I've struggled with health for most of my life. In high school, I played sports but ate crappy food. In college, I was physically lazy but tried to maintain a healthy diet. I've never been able to quite get it right . . . that is, until I had a child of my own.
I always thought being pregnant and growing a life inside of me would be what flipped the switch to make me eat better and exercise regularly, but cravings got the best of me (I ate a whole sleeve of Oreo cookies for a snack once and mint chocolate chip ice cream for dinner another time). I also tried to work out during my pregnancy, but exhaustion set in, and I had plenty of excuses. So when did things finally change? The moment I laid eyes on my first child. And now that I have two children, my husband and I are more health-conscious than either of us has ever been before.
Health means something different to me now as a parent. It's less about how my body looks and more about how my body feels.
When our first baby was born, I knew I wanted to breastfeed. After some trial and error, we got into a groove. I went from just trying to make it through one day of nursing to doing it for a few weeks and then months. I started heavily researching the benefits of extended breastfeeding and came across baby-led weaning, which is a way to introduce solid foods without spoon or force-feeding. It also helps the baby self-regulate fullness, leading to creating healthy habits from early on.
I'll admit that I was terrified of feeding my baby the wrong things, so I began looking into healthier ways to feed myself and my family. I learned about the importance of taking processed foods out of our diet. We also both began walking daily and making it a point to be outside. We had a lot of conversations about how good we were beginning to feel and how we needed to keep it up to not only remain healthy for our baby but to teach her and any future children good habits.
But I was afraid that like all the other times I found something that worked for me, this wouldn't last. And while I can't say we haven't had dessert or eaten a bag of chips, we do remain on a healthy path. I know if I have those things in my house, I'll eat them in abundance, paying zero attention to serving size, so I just don't buy them. I fill our fruit basket regularly, we always have healthy snacks like nuts, raw vegetables, hummus, and avocados available, and we eat food that fuels our bodies.

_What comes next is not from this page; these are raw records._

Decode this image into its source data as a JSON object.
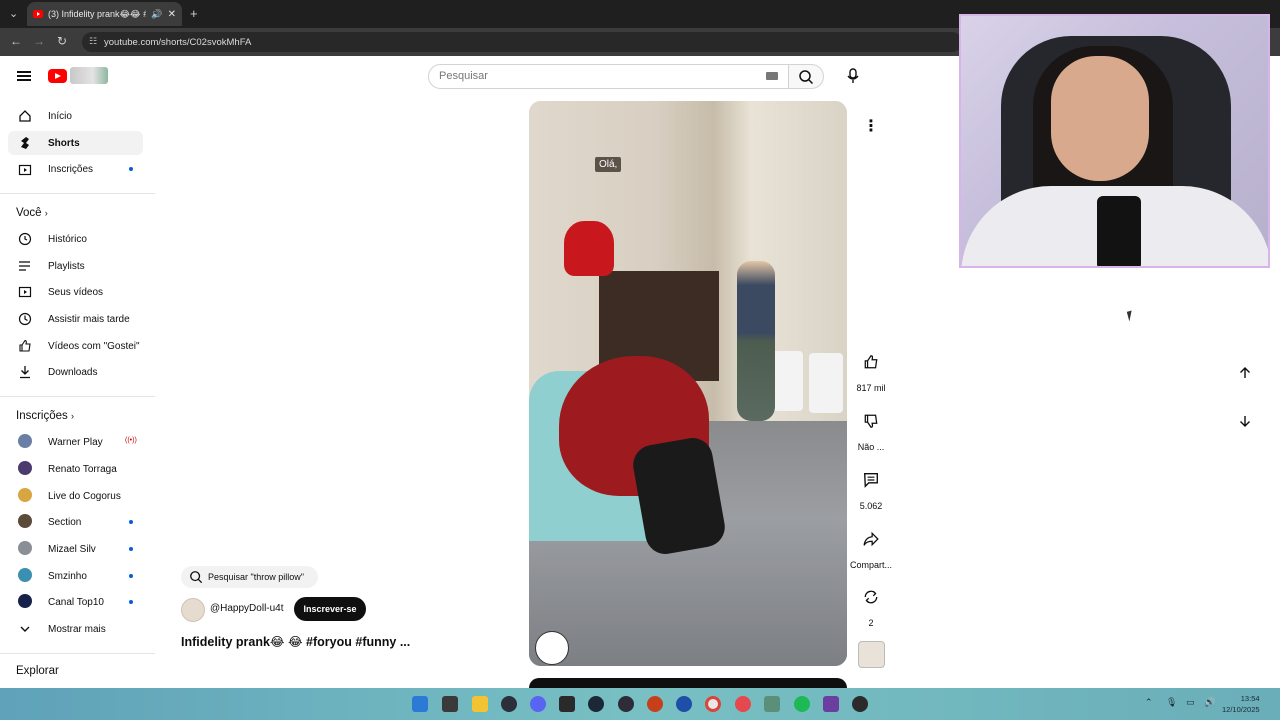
{
  "browser": {
    "tab_title": "(3) Infidelity prank😂😂 #f",
    "url": "youtube.com/shorts/C02svokMhFA"
  },
  "header": {
    "search_placeholder": "Pesquisar"
  },
  "sidebar": {
    "main_items": [
      {
        "label": "Início",
        "icon": "home-icon"
      },
      {
        "label": "Shorts",
        "icon": "shorts-icon",
        "active": true
      },
      {
        "label": "Inscrições",
        "icon": "subscriptions-icon",
        "dot": true
      }
    ],
    "you_title": "Você",
    "you_items": [
      {
        "label": "Histórico",
        "icon": "history-icon"
      },
      {
        "label": "Playlists",
        "icon": "playlist-icon"
      },
      {
        "label": "Seus vídeos",
        "icon": "video-icon"
      },
      {
        "label": "Assistir mais tarde",
        "icon": "clock-icon"
      },
      {
        "label": "Vídeos com \"Gostei\"",
        "icon": "like-icon"
      },
      {
        "label": "Downloads",
        "icon": "download-icon"
      }
    ],
    "subs_title": "Inscrições",
    "subs": [
      {
        "label": "Warner Play",
        "live": true,
        "color": "#6b7fa6"
      },
      {
        "label": "Renato Torraga",
        "color": "#4b3a6e"
      },
      {
        "label": "Live do Cogorus",
        "color": "#d8a640"
      },
      {
        "label": "Section",
        "dot": true,
        "color": "#5b4a3a"
      },
      {
        "label": "Mizael Silv",
        "dot": true,
        "color": "#8a8f96"
      },
      {
        "label": "Smzinho",
        "dot": true,
        "color": "#3b8fb0"
      },
      {
        "label": "Canal Top10",
        "dot": true,
        "color": "#16224a"
      }
    ],
    "show_more": "Mostrar mais",
    "explore_title": "Explorar"
  },
  "short": {
    "caption_overlay": "Olá,",
    "search_suggestion": "Pesquisar \"throw pillow\"",
    "channel": "@HappyDoll-u4t",
    "subscribe_label": "Inscrever-se",
    "title": "Infidelity prank😂 😂 #foryou #funny ..."
  },
  "actions": {
    "likes": "817 mil",
    "dislike": "Não ...",
    "comments": "5.062",
    "share": "Compart...",
    "remix": "2"
  },
  "taskbar": {
    "time": "13:54",
    "date": "12/10/2025"
  }
}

One thing I had to really come to grips with was the fact that having a healthy body doesn't necessarily mean I have to have a supersweaty gym session. Daily walking and light stretching with small exercise movements are easy to fit into my routine and have really made a difference. And for me, being healthy doesn't mean I'm at my ideal weight (although I still strive to get there). It means I'm able to balance what I put in my body and that I take proper care of it by moving every day, however small it may seem. I don't beat myself up anymore when I don't spend an hour on the elliptical. Health means something different to me now as a parent. It's less about how my body looks and more about how my body feels.
Before, I would have only been able to preach about being healthy to my kids, but now I can actually show them and lead by example, which makes me proud. I had a lot of bad examples of watching my parents try fad diets while I was growing up, and we rarely did any type of exercise together as a family. So I'm being the change that I wanted to see back then. My family hikes, swims, bikes, and walks together, and we bond while cooking fresh and healthy meals. So, thank you, kids, for giving me the kick in the ass I needed to get (and stay) healthy.